Morgus was complicated and witty. Innuendos, potshots at society and double entendres were as big a part of his game as neutrons and gamma rays. His real name, Momus Alexander Morgus, was carefully thought out: Momus, the god of ridicule; Alexander, for Alexander the Great, the biggest egomaniac in history; and Morgus, a merging of morgue and disgusting. “We are all a bunch of Morguses anyway, faking it, fooling everybody, with self-serving egos,” he said in 1981.
His lab was above the Old City Ice House in the French Quarter, his lab coat was filthy, his teeth crooked, his eyes crazy and his hair disheveled. Chopsley was always the guinea pig for his experiments. “I promise you, Chopsley, you won’t feel a thing” was a constant refrain.
When Chopsley screwed up, Morgus would say, “How can you be around me so much and know so little? Ah, fools can only get by so long, Chopsley, you idiot.” Morgus constantly pondered such topics as “Is the speed of dark faster than the speed of light?”
Locals will recall the hilarious weather show Morgus did on WWL-TV in which he gave current weather conditions by wringing out a “humidity rag” that had been sitting in a bucket of water.
In almost 40 years at The Times-Picayune, I wrote many columns about Morgus.

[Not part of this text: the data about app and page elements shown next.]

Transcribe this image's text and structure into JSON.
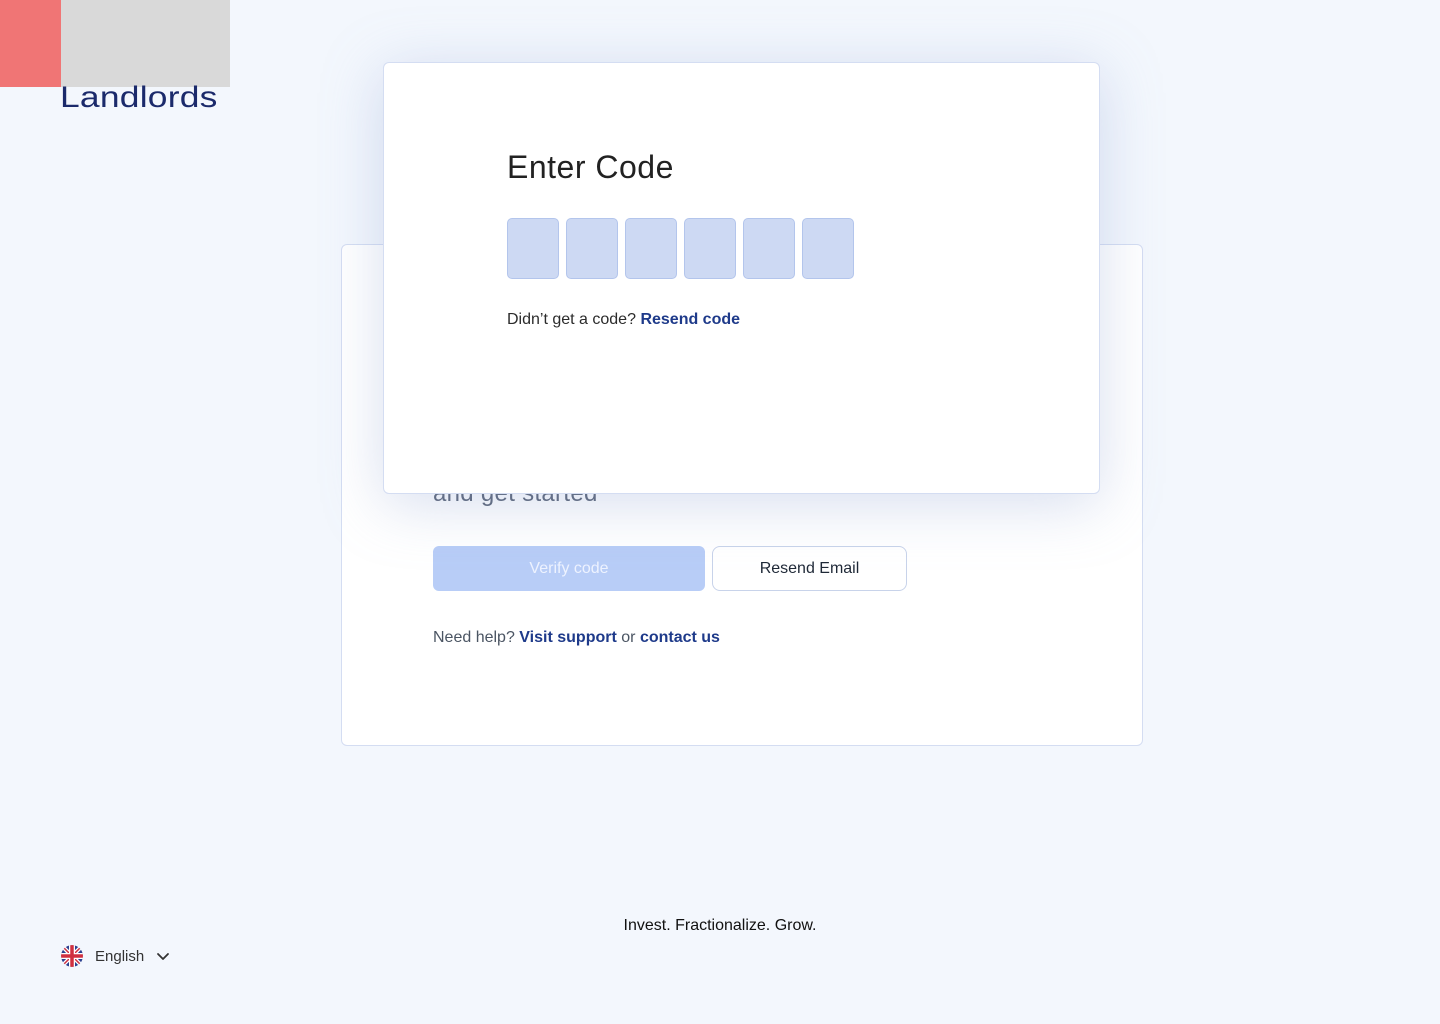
{
  "brand": {
    "logo_text": "Landlords",
    "colors": {
      "red": "#f07575",
      "navy": "#1b2a6b",
      "link": "#1e3a8a"
    }
  },
  "background_card": {
    "heading_partial": "and get started",
    "verify_button": "Verify code",
    "resend_email_button": "Resend Email",
    "help": {
      "prefix": "Need help?",
      "visit_support": "Visit support",
      "or": "or",
      "contact_us": "contact us"
    }
  },
  "modal": {
    "title": "Enter Code",
    "code_length": 6,
    "resend_prompt": "Didn’t get a code?",
    "resend_link": "Resend code"
  },
  "footer": {
    "tagline": "Invest. Fractionalize. Grow.",
    "language": {
      "label": "English",
      "icon": "uk-flag-icon"
    }
  }
}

One day Sid and I ate lunch and he presented me with a framed degree from the University of Morgus. It said that I had completed the prescribed course of study for the degree of “Doctor of Science and Medicine.”
It has a treasured place in my office near where my A&S degree from Tulane University resides.